This novel is meant to be comedic but always with a sharp eye to the truth—about age, about the way ‘great’ men are coddled and forgiven, about the importance of friends who, unlike children and families, continue to see their lifelong friends for the ‘children’ they really are quite apart from the roles society places on them. Again I am reminded of Simone de Beauvoir remarking that adults are nothing but children puffed up with age.
I have not yet mentioned that Oscar managed to maintain two separate families, both of which are subsumed to his art, his life and lusts. With his wife, Abigail, he has an autistic son whom he barely knows and makes little effort to understand, and with his lifelong mistress, Teddy, he has twin daughters who long for his attention and resent his absences. It is the two daughters, Ruby and Samantha, who make up the remainder of the cast in this story about six women. Samantha wants to do right what she is sure her mother (and Oscar) did wrong, and so she devotes herself to her husband and child. Ruby, on the other hand, reacting to the same upbringing, chooses to have neither children nor a steady man. Both daughters are quite certain that they have learned from their parents both how not to live and how to get it right.
Christensen does a fair job of speaking through the mouths of all six women, each contributing to the view of Oscar, to the final canvas that emerges of the great man. It is the sister’s voice, Maxine’s, that emerges as the strongest and most convincing. The reader discovers ultimately that Maxine is a better painter than her brother, and has, indeed, painted one of the nudes attributed to him. But the wife, Abigail, and Lila (Teddy’s friend) are the most sympathetically drawn characters; the relationship that begins between the two is one of the most touching parts of the book. To this reader’s ear, all of the female voices sound too much the same; I was always aware of the author manipulating her characters from off stage. It is for this reason, among others, that I would not call this a great (or even a very good) book. I also sensed a vein of some sort of sexism in this novel, not because of its humorous (and all too often very accurate) view of men, but because of the ways in which the lesbian women are portrayed and because of the language Christensen uses. On the jacket cover, her writing is called clear-eyed and muscular, and I suppose it is that, but some of its muscle would seem simply like rather crude sexism coming from the mouth of a man. Does the fact that she is a woman writer forgive this? Perhaps, but I’m left feeling uneasy, in much the same way that I am by black writers who insist that they can use racist terms that white writers would be justifiably condemned for using.
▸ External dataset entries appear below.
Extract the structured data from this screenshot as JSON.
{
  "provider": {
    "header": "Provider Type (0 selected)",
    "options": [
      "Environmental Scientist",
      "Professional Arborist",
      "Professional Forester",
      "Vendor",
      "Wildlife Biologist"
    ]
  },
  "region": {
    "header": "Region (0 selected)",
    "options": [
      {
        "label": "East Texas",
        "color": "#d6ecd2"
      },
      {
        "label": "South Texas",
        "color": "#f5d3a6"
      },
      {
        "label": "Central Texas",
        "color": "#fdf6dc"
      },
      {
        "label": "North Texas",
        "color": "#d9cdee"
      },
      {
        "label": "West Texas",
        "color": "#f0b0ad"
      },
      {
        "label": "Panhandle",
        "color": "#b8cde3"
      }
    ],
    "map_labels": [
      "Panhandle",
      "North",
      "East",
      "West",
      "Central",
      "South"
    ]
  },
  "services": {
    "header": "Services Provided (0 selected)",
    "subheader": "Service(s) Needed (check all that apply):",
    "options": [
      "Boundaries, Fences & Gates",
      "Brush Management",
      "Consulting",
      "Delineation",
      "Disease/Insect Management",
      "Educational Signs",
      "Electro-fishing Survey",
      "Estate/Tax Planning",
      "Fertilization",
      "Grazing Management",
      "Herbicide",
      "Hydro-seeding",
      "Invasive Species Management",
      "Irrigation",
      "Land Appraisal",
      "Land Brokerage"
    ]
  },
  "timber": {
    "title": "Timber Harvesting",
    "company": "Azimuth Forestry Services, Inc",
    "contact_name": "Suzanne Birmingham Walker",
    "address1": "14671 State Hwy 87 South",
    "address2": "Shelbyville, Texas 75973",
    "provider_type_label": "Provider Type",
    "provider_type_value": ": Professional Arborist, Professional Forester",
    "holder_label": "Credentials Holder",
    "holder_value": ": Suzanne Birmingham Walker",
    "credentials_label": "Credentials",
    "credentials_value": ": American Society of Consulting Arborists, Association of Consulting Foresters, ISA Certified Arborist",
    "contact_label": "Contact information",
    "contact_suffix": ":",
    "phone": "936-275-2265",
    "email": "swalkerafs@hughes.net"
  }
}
At any rate, I think this book is perceptive enough and humorous enough to deserve a reading.